Tuesday, 9 August 2011

Ex-party business

Leaving aside for the moment the situation in London, I will turn my attention to something of far more limited interest: namely The Libertarian Party.

Much later than most, I have come to the conclusion that there's nothing worth saving within the party. All that is worth saving can and will be salvaged, but the party name and the party vehicle cannot.

The reasons for this lie in the constitution of the party. Not only does it contain clauses that are virtually bullet-proof from amendment, which need amendment, but it has prove utterly ineffectual when faced with a crisis.

That crisis is well-known to bloggers. No resolution was found, and the leadership have managed to barricade themselves in position and keep hold of the financial records, preventing anyone from seeing what happened to the money.

At this point, it no longer matters whether the so-called leader did anything wrong prior to the crisis. It is his actions, and the actions of his lieutenants, since the crisis emerged that have lain the party low. It boggles the mind that this little cabal imagine that ordinary members will tolerate their behaviour.

From the very start, all I wanted was openness. I wanted the financial records to be examined, and I wanted a Special General Meeting to be called, so that party members could judge for themselves. Some time back, I thought that we were winning. The chairman resigned. The leader also resigned. They tried to de-register the party, but that was prevented, and new people were appointed to those positions, with the new leader promising to call the necessary SGM.

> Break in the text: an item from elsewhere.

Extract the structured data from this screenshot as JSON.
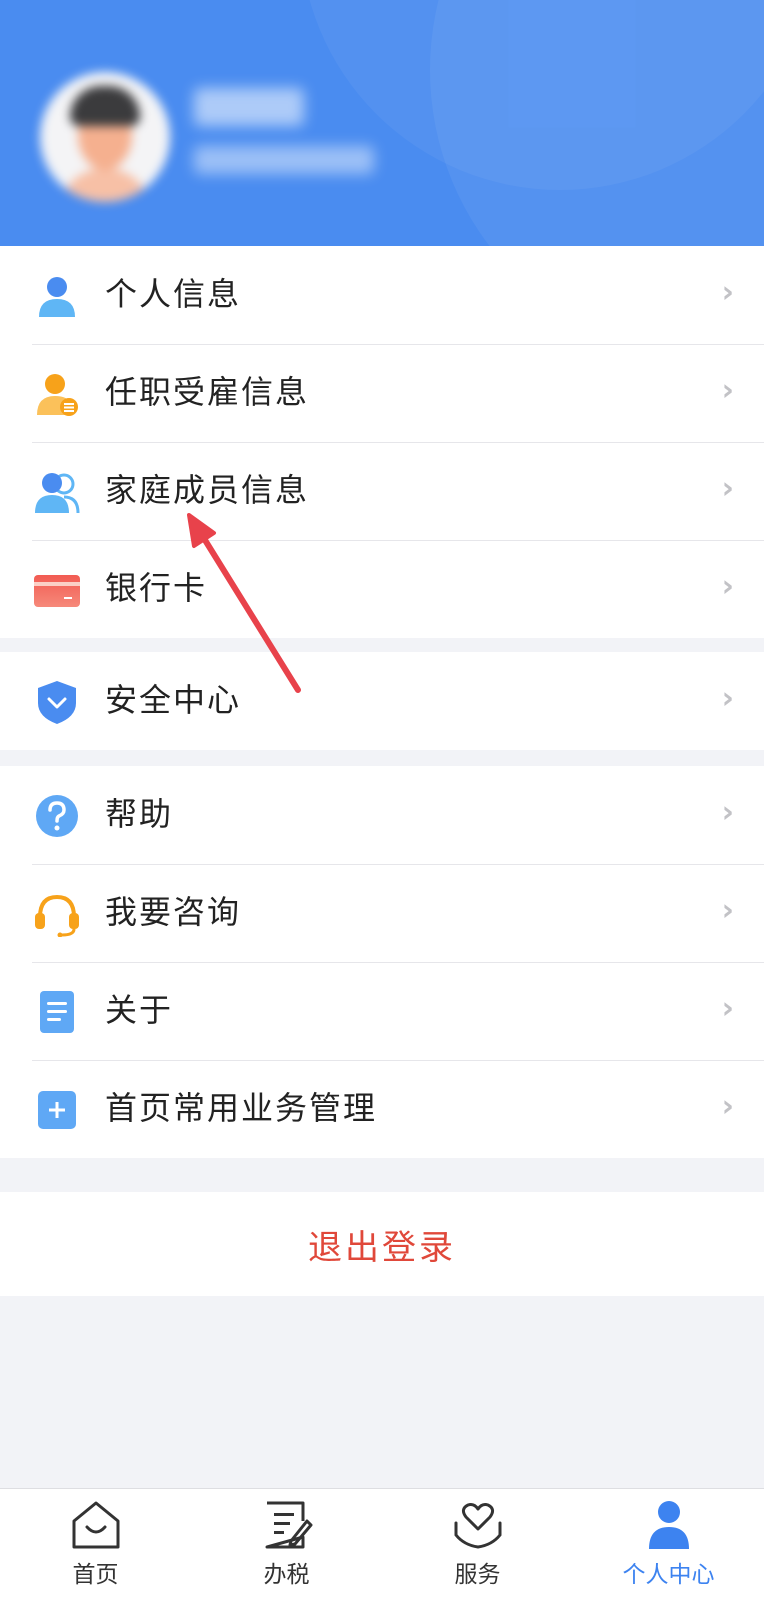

However, through a behind-the-scenes campaign, which I can only guess at, the old leader and chairman have managed to hold on to the party and the positions they'd resigned from, and are now emerging from hiding, intending to sally forth, with no mention of all the unfinished business, other than snide remarks aimed at those who tried to get answers. I can only advise members and non-members alike to steer well clear of the party in its present form.

It's not been all bad, though. I'm glad I joined because through it I've met a lot of decent people, who I hope will help build the libertarian movement in London and England in ways that are not possible with that busted flush of a party, and will find innovative ways to advance the agenda, campaign on specific issues and support libertarians who want to stand in elections, whether as members of a party or as independents.

One part of this new direction is the website Libertarian Home, which has been set up by a couple of my friends from the London party. I haven't started writing there yet, but I will do, God willing, as soon as London stops burning around me.